A rebel group waging a five-month-old campaign of attacks against the industry said it was not involved in the abduction, which police and oil industry sources attributed to a community dispute.
   
Industry sources said the foreigners were employees of Italian oil contractor Saipem and the Italian foreign ministry said they included at least one Italian national.

Police said one suspected kidnapper had been arrested.

An oil industry source, who asked not to be named because of his company's policy, said: "A group of expatriates were kidnapped in Port Harcourt city.

"They had mobile [armed] police escort, but the kidnappers got the mobile police out of the car and kidnapped the expatriates."

Community blamed

Samuel Agbetuyi, Rivers State Police Commissioner, said reports of the kidnapping were sketchy. 

Nigeria is the world's eighth-
largest oil exporter

"One of those who did it has been arrested," he said.

The Movement for the Emancipation of the Niger Delta, whose attacks against the world's eighth-largest oil exporter have cut output by a quarter, told Reuters by email that they were not responsible.

Police and industry sources attributed it to a community problem.

An oil industry source said talks were already under way with the community to secure their release.

Kidnapping is a fairly common method used by impoverished villages in the lawless delta, suffering neglect from their own government, to extract benefits or cash from oil companies.

US worker killed

On Wednesday a gunman on a motorcycle shot dead a US citizen working for Baker Hughes, a Texan oil services company.

Diplomatic and oil industry sources said the killing was probably an isolated incident related to a work dispute.
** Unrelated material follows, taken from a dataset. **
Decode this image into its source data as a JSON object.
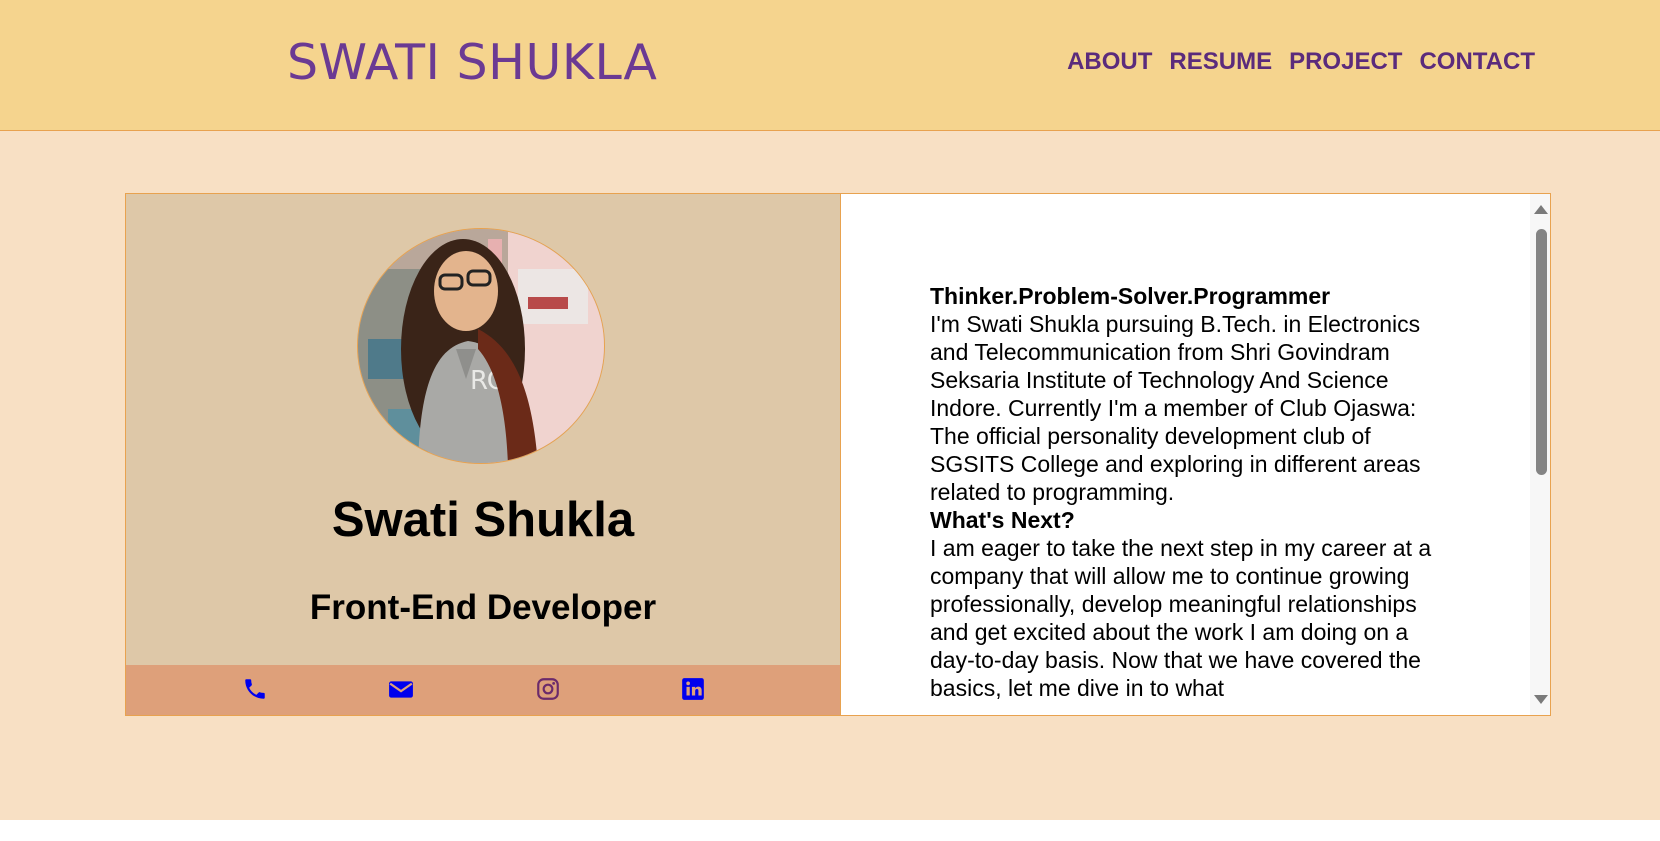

Port Harcourt is the largest city in the Niger Delta, which pumps all of Nigeria's oil, and several multinationals have offices there, including Royal Dutch Shell and Agip.